Problem description »
Down to the last line, restate the material below exactly.

== Segment start ==

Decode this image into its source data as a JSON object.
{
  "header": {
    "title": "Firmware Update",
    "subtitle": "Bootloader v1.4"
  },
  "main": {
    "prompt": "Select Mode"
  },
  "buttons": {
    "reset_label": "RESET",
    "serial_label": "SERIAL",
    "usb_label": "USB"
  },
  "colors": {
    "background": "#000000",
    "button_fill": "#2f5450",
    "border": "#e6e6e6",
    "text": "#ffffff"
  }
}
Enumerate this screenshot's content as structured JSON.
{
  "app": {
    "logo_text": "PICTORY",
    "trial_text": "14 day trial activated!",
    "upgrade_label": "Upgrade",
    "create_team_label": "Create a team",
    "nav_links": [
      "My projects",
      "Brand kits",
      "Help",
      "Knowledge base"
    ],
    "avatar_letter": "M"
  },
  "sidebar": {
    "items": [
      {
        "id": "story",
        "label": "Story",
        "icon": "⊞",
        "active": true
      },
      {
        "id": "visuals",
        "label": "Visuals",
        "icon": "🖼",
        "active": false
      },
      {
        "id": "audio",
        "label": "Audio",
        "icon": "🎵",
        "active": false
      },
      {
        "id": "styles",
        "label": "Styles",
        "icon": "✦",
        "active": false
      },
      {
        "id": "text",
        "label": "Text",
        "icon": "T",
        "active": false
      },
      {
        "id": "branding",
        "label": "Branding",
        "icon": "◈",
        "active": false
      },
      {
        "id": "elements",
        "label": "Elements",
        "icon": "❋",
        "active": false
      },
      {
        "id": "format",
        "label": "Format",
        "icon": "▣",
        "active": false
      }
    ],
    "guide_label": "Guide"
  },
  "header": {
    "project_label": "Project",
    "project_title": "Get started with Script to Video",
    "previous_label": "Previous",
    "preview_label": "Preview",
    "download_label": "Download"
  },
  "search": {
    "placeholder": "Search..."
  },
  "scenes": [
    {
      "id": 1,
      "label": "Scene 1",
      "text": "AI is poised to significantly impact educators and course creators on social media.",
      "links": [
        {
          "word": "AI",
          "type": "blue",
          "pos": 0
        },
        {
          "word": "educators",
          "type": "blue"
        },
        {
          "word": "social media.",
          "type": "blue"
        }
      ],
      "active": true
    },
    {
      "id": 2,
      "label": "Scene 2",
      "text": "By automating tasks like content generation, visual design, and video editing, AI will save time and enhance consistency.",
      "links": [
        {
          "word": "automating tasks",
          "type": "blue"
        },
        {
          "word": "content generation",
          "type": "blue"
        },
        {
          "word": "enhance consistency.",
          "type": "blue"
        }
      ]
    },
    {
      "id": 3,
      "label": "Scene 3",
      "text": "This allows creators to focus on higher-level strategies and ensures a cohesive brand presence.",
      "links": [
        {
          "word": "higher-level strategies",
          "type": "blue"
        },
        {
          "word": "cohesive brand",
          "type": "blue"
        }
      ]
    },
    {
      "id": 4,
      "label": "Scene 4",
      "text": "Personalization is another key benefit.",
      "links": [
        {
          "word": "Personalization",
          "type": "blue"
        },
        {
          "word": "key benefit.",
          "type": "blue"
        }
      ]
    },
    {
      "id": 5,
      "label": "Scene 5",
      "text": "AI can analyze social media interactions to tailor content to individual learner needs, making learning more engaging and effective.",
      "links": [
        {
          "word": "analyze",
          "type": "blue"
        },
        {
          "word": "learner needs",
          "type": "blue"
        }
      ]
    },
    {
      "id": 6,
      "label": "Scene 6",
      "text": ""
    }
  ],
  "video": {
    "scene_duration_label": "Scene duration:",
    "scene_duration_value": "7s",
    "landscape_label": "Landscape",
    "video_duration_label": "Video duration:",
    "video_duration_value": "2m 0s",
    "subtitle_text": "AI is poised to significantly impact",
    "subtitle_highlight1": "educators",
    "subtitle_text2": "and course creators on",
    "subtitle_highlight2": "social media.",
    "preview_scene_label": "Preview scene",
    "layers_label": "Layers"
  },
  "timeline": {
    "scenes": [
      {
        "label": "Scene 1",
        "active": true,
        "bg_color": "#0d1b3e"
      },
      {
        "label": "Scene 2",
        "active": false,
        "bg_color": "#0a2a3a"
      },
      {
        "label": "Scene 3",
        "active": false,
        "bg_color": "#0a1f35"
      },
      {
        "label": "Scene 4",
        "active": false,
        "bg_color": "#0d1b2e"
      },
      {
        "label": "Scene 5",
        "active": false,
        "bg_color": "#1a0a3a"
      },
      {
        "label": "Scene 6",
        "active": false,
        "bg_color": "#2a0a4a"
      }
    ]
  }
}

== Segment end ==

Exercise output »
Decode this image into its source data as a JSON object.
{
  "header": {
    "title": "Firmware Update",
    "subtitle": "Bootloader v1.4"
  },
  "main": {
    "prompt": "Select Mode"
  },
  "buttons": {
    "reset_label": "RESET",
    "serial_label": "SERIAL",
    "usb_label": "USB"
  },
  "colors": {
    "background": "#000000",
    "button_fill": "#2f5450",
    "border": "#e6e6e6",
    "text": "#ffffff"
  }
}
Enumerate this screenshot's content as structured JSON.
{
  "app": {
    "logo_text": "PICTORY",
    "trial_text": "14 day trial activated!",
    "upgrade_label": "Upgrade",
    "create_team_label": "Create a team",
    "nav_links": [
      "My projects",
      "Brand kits",
      "Help",
      "Knowledge base"
    ],
    "avatar_letter": "M"
  },
  "sidebar": {
    "items": [
      {
        "id": "story",
        "label": "Story",
        "icon": "⊞",
        "active": true
      },
      {
        "id": "visuals",
        "label": "Visuals",
        "icon": "🖼",
        "active": false
      },
      {
        "id": "audio",
        "label": "Audio",
        "icon": "🎵",
        "active": false
      },
      {
        "id": "styles",
        "label": "Styles",
        "icon": "✦",
        "active": false
      },
      {
        "id": "text",
        "label": "Text",
        "icon": "T",
        "active": false
      },
      {
        "id": "branding",
        "label": "Branding",
        "icon": "◈",
        "active": false
      },
      {
        "id": "elements",
        "label": "Elements",
        "icon": "❋",
        "active": false
      },
      {
        "id": "format",
        "label": "Format",
        "icon": "▣",
        "active": false
      }
    ],
    "guide_label": "Guide"
  },
  "header": {
    "project_label": "Project",
    "project_title": "Get started with Script to Video",
    "previous_label": "Previous",
    "preview_label": "Preview",
    "download_label": "Download"
  },
  "search": {
    "placeholder": "Search..."
  },
  "scenes": [
    {
      "id": 1,
      "label": "Scene 1",
      "text": "AI is poised to significantly impact educators and course creators on social media.",
      "links": [
        {
          "word": "AI",
          "type": "blue",
          "pos": 0
        },
        {
          "word": "educators",
          "type": "blue"
        },
        {
          "word": "social media.",
          "type": "blue"
        }
      ],
      "active": true
    },
    {
      "id": 2,
      "label": "Scene 2",
      "text": "By automating tasks like content generation, visual design, and video editing, AI will save time and enhance consistency.",
      "links": [
        {
          "word": "automating tasks",
          "type": "blue"
        },
        {
          "word": "content generation",
          "type": "blue"
        },
        {
          "word": "enhance consistency.",
          "type": "blue"
        }
      ]
    },
    {
      "id": 3,
      "label": "Scene 3",
      "text": "This allows creators to focus on higher-level strategies and ensures a cohesive brand presence.",
      "links": [
        {
          "word": "higher-level strategies",
          "type": "blue"
        },
        {
          "word": "cohesive brand",
          "type": "blue"
        }
      ]
    },
    {
      "id": 4,
      "label": "Scene 4",
      "text": "Personalization is another key benefit.",
      "links": [
        {
          "word": "Personalization",
          "type": "blue"
        },
        {
          "word": "key benefit.",
          "type": "blue"
        }
      ]
    },
    {
      "id": 5,
      "label": "Scene 5",
      "text": "AI can analyze social media interactions to tailor content to individual learner needs, making learning more engaging and effective.",
      "links": [
        {
          "word": "analyze",
          "type": "blue"
        },
        {
          "word": "learner needs",
          "type": "blue"
        }
      ]
    },
    {
      "id": 6,
      "label": "Scene 6",
      "text": ""
    }
  ],
  "video": {
    "scene_duration_label": "Scene duration:",
    "scene_duration_value": "7s",
    "landscape_label": "Landscape",
    "video_duration_label": "Video duration:",
    "video_duration_value": "2m 0s",
    "subtitle_text": "AI is poised to significantly impact",
    "subtitle_highlight1": "educators",
    "subtitle_text2": "and course creators on",
    "subtitle_highlight2": "social media.",
    "preview_scene_label": "Preview scene",
    "layers_label": "Layers"
  },
  "timeline": {
    "scenes": [
      {
        "label": "Scene 1",
        "active": true,
        "bg_color": "#0d1b3e"
      },
      {
        "label": "Scene 2",
        "active": false,
        "bg_color": "#0a2a3a"
      },
      {
        "label": "Scene 3",
        "active": false,
        "bg_color": "#0a1f35"
      },
      {
        "label": "Scene 4",
        "active": false,
        "bg_color": "#0d1b2e"
      },
      {
        "label": "Scene 5",
        "active": false,
        "bg_color": "#1a0a3a"
      },
      {
        "label": "Scene 6",
        "active": false,
        "bg_color": "#2a0a4a"
      }
    ]
  }
}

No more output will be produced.